A couple of us got AT&T’s new international “day pass.” It was a really nice alternative to paying for international coverage a month-at-a-time for a week’s use. For $10 per day, your current plan can be used abroad. Something worth noting though, I found my battery was drained much faster than in the states. I don’t know if that had to do with the international roaming, or what, but I highly suggest putting your phone on airplane mode when you don’t need it, then carrying an external battery and charging cord with you at all times. That way you never miss a moment.
Study the metro systems ahead of time. Generally every mass public transportation system works the same across the globe, but with different idiosyncrasies. If you don’t regularly use public mass transportation, spend more time studying your stops and which trains lead to those stops. We found the signage not to be particularly helpful. Before heading to the train station, I highly suggest knowing your stop names, the route to get there, and what time they stop running, Also, to save yourself some time, have cash on-hand.
Google Maps is your friend. It can help you route on-foot, in a car, or on mass transit. Just make sure you’ve got enough battery to get you through.
In our experience, many places overseas won’t take American Express. If you have Chase or Visa and are planning to bring a credit card for backup, I suggest bringing one of those. But check to see if there’s any additional fee for using the cards.
Construction can be a problem. One of the reasons we were able to do this trip on a budget, is because it’s not the “tourist season.” We found that also meant that many structures are under construction during that time, like Cologne’s City Hall and the Old Bridge in Heidelberg. If you want to get the full experience, you may have to fork out the cash and visit during the busy season, otherwise, expect scaffolding and detours.
Many airports and train stations offer luggage lockers, so you can tour without all your gear. We found them to be safe, though not particularly affordable, especially if you have big bags. I suggest researching where you can find them, and planning ahead. We found the lockers weren’t always in a central location.
Day after Christmas sales are the bomb. If you know you want to take a trip, but aren’t set on any particular location, scour the web for deals. My friends and I would have never had this experience, would have never chosen Bavaria, if it hadn’t been for the incredible Day after Christmas deal.

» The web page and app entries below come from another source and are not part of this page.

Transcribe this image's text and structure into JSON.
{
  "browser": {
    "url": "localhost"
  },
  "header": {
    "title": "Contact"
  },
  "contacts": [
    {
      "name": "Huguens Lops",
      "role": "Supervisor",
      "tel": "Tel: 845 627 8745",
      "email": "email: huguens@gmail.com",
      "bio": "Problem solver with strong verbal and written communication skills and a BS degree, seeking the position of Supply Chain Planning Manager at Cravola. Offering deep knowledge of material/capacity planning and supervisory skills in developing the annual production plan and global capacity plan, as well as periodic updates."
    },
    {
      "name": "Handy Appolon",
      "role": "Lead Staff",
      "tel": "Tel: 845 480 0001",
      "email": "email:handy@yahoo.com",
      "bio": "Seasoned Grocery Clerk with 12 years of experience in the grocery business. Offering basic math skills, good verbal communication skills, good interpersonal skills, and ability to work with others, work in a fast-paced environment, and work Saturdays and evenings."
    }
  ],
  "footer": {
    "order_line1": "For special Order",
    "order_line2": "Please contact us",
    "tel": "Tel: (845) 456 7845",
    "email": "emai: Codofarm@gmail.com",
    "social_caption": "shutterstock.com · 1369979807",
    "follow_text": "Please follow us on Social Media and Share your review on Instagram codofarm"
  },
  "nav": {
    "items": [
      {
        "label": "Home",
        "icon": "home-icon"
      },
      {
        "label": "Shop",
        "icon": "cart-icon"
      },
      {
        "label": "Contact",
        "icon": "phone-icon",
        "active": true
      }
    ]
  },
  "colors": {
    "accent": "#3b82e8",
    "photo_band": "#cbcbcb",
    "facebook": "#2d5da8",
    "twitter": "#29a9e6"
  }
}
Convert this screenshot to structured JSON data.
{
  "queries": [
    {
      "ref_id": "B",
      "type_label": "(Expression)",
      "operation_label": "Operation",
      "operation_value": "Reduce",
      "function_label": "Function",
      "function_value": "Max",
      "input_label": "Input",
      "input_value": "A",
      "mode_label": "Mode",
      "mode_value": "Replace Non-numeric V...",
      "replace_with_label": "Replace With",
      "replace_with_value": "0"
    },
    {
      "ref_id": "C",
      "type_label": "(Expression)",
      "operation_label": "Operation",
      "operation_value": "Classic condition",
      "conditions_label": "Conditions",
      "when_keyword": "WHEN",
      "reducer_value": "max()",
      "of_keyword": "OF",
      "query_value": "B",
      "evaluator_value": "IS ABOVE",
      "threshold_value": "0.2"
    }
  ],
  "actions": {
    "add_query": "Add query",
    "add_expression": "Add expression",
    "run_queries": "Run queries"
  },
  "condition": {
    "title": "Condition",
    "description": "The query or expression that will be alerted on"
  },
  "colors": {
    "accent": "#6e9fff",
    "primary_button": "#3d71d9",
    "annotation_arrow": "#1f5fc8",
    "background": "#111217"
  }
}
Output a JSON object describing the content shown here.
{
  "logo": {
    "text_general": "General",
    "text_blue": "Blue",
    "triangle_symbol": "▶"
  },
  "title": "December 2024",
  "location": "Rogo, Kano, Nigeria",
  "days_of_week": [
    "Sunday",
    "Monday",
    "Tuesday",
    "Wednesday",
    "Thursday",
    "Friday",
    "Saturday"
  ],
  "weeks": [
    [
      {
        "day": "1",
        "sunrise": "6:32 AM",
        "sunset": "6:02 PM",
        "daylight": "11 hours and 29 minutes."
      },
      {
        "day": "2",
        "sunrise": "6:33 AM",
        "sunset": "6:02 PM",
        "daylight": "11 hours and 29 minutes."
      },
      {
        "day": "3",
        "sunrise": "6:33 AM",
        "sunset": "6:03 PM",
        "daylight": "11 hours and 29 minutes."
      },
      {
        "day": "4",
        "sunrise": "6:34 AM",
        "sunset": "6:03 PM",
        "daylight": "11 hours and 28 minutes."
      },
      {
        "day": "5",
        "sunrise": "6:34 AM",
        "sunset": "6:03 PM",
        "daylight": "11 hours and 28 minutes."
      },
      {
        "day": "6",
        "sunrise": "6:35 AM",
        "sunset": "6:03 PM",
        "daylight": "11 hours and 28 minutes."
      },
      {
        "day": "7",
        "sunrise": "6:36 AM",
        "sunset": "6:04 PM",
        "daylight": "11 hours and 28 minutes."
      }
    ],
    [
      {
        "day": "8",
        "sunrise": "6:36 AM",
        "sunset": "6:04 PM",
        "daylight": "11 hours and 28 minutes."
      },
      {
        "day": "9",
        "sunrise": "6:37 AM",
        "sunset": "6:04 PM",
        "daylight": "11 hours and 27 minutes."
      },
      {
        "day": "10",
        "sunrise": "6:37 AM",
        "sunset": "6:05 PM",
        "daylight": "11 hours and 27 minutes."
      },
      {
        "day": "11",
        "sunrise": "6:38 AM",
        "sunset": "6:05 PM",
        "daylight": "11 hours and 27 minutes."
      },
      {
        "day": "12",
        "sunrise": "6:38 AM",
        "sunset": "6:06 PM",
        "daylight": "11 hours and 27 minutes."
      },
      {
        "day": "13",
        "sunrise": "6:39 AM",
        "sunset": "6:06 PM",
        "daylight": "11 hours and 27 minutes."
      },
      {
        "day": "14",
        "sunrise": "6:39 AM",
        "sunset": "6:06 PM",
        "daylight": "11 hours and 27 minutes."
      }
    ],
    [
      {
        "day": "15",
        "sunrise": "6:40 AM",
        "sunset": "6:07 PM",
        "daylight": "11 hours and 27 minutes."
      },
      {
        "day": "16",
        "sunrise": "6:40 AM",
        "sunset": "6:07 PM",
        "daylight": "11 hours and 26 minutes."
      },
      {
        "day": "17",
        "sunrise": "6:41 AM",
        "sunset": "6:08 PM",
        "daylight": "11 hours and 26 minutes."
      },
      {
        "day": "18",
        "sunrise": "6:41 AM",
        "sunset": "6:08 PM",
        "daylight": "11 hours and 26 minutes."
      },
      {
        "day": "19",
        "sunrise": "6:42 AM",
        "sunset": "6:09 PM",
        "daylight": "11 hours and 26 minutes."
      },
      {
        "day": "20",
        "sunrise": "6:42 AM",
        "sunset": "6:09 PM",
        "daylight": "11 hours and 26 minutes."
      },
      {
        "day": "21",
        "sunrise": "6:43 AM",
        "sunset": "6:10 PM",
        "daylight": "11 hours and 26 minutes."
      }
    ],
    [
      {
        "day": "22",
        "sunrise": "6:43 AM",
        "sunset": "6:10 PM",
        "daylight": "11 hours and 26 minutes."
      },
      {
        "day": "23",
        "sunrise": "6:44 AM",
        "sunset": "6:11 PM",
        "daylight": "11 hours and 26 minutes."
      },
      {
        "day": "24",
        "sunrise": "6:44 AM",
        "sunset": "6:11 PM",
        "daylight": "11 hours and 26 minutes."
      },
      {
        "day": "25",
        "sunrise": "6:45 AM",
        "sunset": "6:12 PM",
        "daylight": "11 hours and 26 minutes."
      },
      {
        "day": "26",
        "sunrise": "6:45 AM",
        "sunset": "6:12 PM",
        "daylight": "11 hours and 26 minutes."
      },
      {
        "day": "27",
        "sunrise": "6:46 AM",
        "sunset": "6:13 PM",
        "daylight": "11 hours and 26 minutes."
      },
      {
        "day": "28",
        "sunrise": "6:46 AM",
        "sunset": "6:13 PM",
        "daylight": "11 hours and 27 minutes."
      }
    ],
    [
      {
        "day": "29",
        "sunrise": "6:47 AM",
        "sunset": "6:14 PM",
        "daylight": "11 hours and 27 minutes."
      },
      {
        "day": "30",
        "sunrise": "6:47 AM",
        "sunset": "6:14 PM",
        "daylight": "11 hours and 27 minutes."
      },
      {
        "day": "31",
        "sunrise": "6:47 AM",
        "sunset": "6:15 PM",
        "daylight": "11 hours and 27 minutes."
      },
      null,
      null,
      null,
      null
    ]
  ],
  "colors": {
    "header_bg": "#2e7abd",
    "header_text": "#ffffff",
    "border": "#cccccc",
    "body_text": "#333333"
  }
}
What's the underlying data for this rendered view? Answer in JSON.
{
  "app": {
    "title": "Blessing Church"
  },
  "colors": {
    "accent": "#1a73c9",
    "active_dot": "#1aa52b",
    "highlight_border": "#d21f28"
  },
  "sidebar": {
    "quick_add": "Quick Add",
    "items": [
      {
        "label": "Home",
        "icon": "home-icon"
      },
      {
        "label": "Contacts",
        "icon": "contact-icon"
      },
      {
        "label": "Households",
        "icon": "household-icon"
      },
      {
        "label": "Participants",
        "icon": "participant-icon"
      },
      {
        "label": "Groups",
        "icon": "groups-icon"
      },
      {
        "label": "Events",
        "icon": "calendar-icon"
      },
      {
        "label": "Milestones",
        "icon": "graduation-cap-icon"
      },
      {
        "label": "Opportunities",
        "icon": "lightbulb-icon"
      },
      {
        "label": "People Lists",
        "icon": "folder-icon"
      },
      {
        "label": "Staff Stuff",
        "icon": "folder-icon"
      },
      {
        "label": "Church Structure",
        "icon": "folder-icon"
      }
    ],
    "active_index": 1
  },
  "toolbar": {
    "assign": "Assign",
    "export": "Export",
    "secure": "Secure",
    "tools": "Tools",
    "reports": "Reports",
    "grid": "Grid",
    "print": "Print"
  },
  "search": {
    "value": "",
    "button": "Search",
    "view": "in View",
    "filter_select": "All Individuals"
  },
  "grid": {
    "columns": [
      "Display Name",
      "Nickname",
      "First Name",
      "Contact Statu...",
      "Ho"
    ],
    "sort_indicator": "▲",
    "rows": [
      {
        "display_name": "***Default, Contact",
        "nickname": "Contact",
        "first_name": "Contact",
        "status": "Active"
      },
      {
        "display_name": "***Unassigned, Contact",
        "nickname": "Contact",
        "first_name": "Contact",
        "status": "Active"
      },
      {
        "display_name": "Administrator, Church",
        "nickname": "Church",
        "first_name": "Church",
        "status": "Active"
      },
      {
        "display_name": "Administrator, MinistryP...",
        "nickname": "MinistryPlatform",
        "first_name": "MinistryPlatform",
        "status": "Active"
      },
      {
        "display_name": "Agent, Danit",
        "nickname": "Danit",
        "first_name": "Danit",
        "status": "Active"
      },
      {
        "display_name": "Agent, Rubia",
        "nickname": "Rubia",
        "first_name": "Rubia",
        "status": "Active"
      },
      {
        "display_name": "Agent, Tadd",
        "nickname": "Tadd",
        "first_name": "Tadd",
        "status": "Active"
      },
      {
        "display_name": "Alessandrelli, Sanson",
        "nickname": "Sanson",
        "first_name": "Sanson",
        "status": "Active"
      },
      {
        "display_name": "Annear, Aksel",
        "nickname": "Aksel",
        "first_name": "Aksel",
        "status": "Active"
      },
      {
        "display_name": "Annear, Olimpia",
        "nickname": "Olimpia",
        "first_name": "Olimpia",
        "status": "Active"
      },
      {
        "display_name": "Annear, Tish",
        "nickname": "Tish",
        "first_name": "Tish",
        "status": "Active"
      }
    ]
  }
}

For more photos, follow me on Instagram at @winnieawright.
(The views expressed in this blog post are my own, and do not reflect my employer, TEGNA.)